TASK BRIEF | Each line below should be reproduced without any alteration.

(Saved entries)
= Beginning of Section =

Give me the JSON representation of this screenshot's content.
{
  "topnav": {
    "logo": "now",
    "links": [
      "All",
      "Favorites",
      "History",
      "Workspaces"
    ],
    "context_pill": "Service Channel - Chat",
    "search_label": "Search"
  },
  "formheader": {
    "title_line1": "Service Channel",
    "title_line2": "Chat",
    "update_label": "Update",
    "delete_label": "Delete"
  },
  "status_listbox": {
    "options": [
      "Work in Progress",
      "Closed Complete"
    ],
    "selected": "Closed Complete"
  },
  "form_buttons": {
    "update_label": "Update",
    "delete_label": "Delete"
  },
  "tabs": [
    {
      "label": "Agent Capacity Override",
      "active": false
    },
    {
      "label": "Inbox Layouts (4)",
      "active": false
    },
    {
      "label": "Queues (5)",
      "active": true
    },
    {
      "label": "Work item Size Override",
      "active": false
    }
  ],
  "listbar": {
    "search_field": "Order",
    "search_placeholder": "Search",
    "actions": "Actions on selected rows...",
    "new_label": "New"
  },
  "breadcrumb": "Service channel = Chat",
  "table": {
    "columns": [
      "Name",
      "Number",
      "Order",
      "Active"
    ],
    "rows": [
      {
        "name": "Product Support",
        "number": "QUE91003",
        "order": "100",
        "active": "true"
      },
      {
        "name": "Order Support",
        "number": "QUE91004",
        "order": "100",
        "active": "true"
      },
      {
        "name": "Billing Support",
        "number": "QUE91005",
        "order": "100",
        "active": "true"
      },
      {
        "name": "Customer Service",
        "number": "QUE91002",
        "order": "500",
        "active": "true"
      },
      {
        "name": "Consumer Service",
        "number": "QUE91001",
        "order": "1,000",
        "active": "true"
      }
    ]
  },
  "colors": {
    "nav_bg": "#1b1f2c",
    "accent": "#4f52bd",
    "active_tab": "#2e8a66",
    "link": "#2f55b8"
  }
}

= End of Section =

SOLUTION |
Give me the JSON representation of this screenshot's content.
{
  "topnav": {
    "logo": "now",
    "links": [
      "All",
      "Favorites",
      "History",
      "Workspaces"
    ],
    "context_pill": "Service Channel - Chat",
    "search_label": "Search"
  },
  "formheader": {
    "title_line1": "Service Channel",
    "title_line2": "Chat",
    "update_label": "Update",
    "delete_label": "Delete"
  },
  "status_listbox": {
    "options": [
      "Work in Progress",
      "Closed Complete"
    ],
    "selected": "Closed Complete"
  },
  "form_buttons": {
    "update_label": "Update",
    "delete_label": "Delete"
  },
  "tabs": [
    {
      "label": "Agent Capacity Override",
      "active": false
    },
    {
      "label": "Inbox Layouts (4)",
      "active": false
    },
    {
      "label": "Queues (5)",
      "active": true
    },
    {
      "label": "Work item Size Override",
      "active": false
    }
  ],
  "listbar": {
    "search_field": "Order",
    "search_placeholder": "Search",
    "actions": "Actions on selected rows...",
    "new_label": "New"
  },
  "breadcrumb": "Service channel = Chat",
  "table": {
    "columns": [
      "Name",
      "Number",
      "Order",
      "Active"
    ],
    "rows": [
      {
        "name": "Product Support",
        "number": "QUE91003",
        "order": "100",
        "active": "true"
      },
      {
        "name": "Order Support",
        "number": "QUE91004",
        "order": "100",
        "active": "true"
      },
      {
        "name": "Billing Support",
        "number": "QUE91005",
        "order": "100",
        "active": "true"
      },
      {
        "name": "Customer Service",
        "number": "QUE91002",
        "order": "500",
        "active": "true"
      },
      {
        "name": "Consumer Service",
        "number": "QUE91001",
        "order": "1,000",
        "active": "true"
      }
    ]
  },
  "colors": {
    "nav_bg": "#1b1f2c",
    "accent": "#4f52bd",
    "active_tab": "#2e8a66",
    "link": "#2f55b8"
  }
}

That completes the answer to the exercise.